Architects and clients are now very aware of the need to reduce carbon emissions and improve energy efficiency in the design of buildings, and this is reinforced by the government’s legal undertakings / statutory legislation with improved Building Regulations – but what about designing to allow for the effects of climate change itself?
This article in the RIBA Journal gives a good summary of where designers should anticipate some potential problems in an attempt to ‘future-proof’ buildings. The above table (from the Technology Strategy Board‘s ‘Design for Future Climate’) succinctly shows the range of considerations and impacts.
The article mentions three particular considerations:

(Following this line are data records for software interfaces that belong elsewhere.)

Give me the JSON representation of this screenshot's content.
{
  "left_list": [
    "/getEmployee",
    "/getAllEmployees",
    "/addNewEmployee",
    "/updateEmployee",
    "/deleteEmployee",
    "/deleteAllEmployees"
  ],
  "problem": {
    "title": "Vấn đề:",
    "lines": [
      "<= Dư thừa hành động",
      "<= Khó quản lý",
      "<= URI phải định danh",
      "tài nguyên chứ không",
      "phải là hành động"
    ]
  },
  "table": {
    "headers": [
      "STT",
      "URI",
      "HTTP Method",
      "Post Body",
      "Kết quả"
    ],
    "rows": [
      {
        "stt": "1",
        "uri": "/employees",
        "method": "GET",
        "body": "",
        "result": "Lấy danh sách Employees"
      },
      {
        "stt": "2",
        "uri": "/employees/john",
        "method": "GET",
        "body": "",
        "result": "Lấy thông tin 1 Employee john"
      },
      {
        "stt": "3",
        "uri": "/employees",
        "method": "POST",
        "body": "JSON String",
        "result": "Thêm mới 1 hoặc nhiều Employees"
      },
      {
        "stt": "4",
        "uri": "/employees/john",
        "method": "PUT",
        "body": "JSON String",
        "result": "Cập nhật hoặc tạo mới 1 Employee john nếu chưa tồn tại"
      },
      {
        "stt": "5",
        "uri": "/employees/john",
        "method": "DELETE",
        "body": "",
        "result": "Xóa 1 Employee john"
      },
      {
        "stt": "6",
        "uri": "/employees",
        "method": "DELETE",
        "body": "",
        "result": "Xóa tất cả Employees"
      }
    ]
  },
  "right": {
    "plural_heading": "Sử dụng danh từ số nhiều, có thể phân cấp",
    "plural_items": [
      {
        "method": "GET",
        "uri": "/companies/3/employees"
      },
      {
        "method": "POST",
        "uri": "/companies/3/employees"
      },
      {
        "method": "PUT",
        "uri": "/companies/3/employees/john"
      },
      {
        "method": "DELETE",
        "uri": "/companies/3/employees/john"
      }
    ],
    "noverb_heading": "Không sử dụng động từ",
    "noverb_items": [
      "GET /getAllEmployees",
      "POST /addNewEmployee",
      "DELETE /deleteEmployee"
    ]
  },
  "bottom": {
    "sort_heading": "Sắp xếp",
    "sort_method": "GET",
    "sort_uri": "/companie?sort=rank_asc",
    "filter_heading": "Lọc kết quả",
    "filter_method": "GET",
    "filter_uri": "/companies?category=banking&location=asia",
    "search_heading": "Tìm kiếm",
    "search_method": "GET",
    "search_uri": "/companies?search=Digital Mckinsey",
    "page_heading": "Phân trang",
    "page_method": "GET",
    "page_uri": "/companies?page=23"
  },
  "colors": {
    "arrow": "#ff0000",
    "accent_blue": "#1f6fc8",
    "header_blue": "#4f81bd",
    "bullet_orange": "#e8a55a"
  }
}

- Airtightness equals summer overheating – airtightness is good and solar insolation is good but, together with projected climate change, the risk of summer overheating will only increase. SAP methodology and Building Regulations currently take account of summer overheating, but the old instinct that opening a window will solve everything may no longer be good enough. Architectural passive design is much better than mechanical ventilation.

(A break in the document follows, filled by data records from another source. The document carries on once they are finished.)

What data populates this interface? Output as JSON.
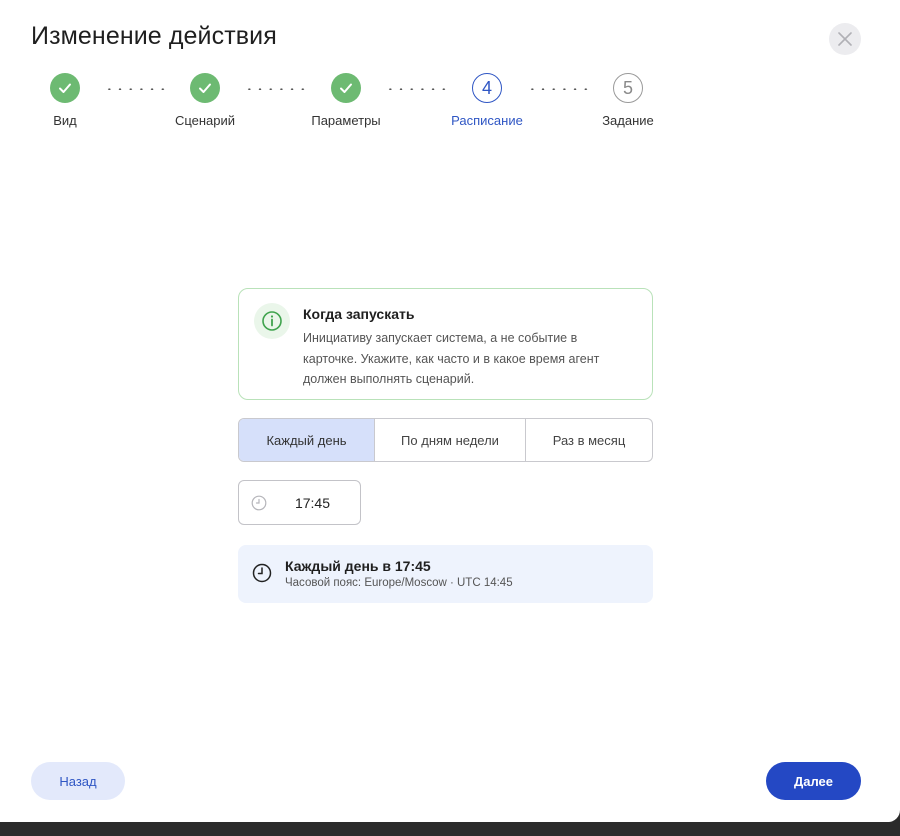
{
  "dialog": {
    "title": "Изменение действия"
  },
  "stepper": {
    "steps": [
      {
        "number": "1",
        "label": "Вид",
        "state": "done"
      },
      {
        "number": "2",
        "label": "Сценарий",
        "state": "done"
      },
      {
        "number": "3",
        "label": "Параметры",
        "state": "done"
      },
      {
        "number": "4",
        "label": "Расписание",
        "state": "active"
      },
      {
        "number": "5",
        "label": "Задание",
        "state": "pending"
      }
    ]
  },
  "info": {
    "title": "Когда запускать",
    "text": "Инициативу запускает система, а не событие в карточке. Укажите, как часто и в какое время агент должен выполнять сценарий."
  },
  "frequency": {
    "options": [
      "Каждый день",
      "По дням недели",
      "Раз в месяц"
    ],
    "selected": "Каждый день"
  },
  "time": {
    "value": "17:45"
  },
  "summary": {
    "title": "Каждый день в 17:45",
    "subtitle": "Часовой пояс: Europe/Moscow · UTC 14:45"
  },
  "footer": {
    "back_label": "Назад",
    "next_label": "Далее"
  },
  "colors": {
    "accent": "#2448c4",
    "done": "#6dba72",
    "segment_active": "#d6e0fa",
    "summary_bg": "#eef3fd"
  }
}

- Historical weather data is superseded by the effects of climate change – when you think about it this is perhaps self-explanatory, but realistic modelling will be more and more important.
- Increased rainfall – particularly increased rainfall intensity and the increased frequency of heavy rainfall will lead to bigger gutters at the very least, or at least a more sophisticated calculation and a decision on risks. This also underlines the importance of sustainable design with, for example, the principles of the BRE’s Code for Sustainable Homes (surface run-off, SUDS etc).
The manifestation of predicted climate change would, of course, pose significant challenges to all of society in many ways, but architects, and clients too, will need to be aware of the potential impacts and costs. Therefore we will need to update our methodologies accordingly – similar to the way that rising energy costs have forcefully brought home the need to increase energy-efficiency.
If, as we’ve quoted before, 80% of what will be our housing stock in 2050 has already been built, the need for retrofit is huge, and also the need to future-proof for the impact of climate change is all the more pressing.